■ **DESCRIPTION OF THE TASK**
Lines with the word "location" are the ones wanted. Copy each of them from the entries below.

■ **INPUT DATA**
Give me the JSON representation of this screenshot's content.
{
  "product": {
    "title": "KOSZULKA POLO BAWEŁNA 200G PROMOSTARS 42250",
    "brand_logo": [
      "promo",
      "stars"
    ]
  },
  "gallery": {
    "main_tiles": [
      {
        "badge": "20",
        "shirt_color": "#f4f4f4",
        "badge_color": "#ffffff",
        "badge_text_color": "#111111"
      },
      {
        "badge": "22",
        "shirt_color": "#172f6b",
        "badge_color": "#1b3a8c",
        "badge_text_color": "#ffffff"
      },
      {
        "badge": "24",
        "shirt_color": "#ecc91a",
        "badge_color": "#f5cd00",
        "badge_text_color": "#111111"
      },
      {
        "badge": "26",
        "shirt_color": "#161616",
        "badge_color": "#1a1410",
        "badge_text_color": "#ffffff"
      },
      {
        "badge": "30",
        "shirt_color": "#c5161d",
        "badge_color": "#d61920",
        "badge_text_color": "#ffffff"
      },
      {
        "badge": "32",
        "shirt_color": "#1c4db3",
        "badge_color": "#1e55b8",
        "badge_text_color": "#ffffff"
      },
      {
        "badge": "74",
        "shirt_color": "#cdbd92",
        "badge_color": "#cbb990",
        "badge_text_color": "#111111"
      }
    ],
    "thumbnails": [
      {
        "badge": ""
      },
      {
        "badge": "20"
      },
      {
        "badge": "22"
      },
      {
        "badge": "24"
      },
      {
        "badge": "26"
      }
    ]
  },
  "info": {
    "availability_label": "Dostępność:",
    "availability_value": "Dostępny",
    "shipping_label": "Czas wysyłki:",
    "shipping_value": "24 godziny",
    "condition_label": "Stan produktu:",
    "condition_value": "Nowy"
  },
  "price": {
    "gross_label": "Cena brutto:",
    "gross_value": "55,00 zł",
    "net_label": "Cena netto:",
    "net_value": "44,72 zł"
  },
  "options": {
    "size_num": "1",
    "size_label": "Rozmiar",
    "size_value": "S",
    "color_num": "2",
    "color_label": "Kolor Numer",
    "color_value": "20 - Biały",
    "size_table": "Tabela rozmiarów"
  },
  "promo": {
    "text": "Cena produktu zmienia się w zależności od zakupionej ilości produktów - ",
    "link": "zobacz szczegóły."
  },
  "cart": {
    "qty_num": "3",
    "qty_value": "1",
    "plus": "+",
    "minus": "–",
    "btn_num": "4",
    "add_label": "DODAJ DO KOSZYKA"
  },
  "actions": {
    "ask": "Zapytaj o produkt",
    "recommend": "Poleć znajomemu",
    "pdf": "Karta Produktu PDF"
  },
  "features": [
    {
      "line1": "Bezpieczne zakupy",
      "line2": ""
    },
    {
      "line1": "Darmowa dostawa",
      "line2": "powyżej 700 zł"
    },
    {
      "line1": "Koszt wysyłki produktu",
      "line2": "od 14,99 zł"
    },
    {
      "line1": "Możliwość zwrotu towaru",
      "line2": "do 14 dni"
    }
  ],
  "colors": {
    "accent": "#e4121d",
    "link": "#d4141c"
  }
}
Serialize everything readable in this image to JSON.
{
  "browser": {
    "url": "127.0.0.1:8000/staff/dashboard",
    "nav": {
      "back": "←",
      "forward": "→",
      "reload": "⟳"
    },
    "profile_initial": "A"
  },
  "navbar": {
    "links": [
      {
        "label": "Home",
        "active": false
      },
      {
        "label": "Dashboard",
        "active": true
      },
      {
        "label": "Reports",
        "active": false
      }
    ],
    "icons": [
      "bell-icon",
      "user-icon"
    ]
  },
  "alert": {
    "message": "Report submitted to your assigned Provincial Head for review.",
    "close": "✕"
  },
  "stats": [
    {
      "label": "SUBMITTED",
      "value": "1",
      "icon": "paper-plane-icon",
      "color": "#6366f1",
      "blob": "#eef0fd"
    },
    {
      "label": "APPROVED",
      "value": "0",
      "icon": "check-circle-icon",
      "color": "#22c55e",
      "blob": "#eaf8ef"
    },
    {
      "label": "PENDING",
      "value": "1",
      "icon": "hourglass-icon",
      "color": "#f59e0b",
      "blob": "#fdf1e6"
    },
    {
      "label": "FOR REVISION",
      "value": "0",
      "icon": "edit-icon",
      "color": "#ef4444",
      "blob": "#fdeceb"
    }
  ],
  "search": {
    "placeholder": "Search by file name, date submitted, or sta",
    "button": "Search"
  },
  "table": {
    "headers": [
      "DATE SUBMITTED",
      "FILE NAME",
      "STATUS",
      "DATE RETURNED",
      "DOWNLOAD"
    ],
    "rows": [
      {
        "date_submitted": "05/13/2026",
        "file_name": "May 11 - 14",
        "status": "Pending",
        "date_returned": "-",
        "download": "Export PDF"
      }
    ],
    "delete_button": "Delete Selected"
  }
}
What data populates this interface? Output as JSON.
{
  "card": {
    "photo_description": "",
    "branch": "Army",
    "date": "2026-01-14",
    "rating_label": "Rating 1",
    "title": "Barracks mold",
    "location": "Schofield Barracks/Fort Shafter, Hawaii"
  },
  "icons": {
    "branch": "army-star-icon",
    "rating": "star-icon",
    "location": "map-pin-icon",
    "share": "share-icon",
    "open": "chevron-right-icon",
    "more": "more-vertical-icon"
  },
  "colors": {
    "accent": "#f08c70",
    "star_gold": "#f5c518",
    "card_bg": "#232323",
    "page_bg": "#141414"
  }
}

■ **TASK OUTPUT**
    "location": "Schofield Barracks/Fort Shafter, Hawaii"
    "location": "map-pin-icon",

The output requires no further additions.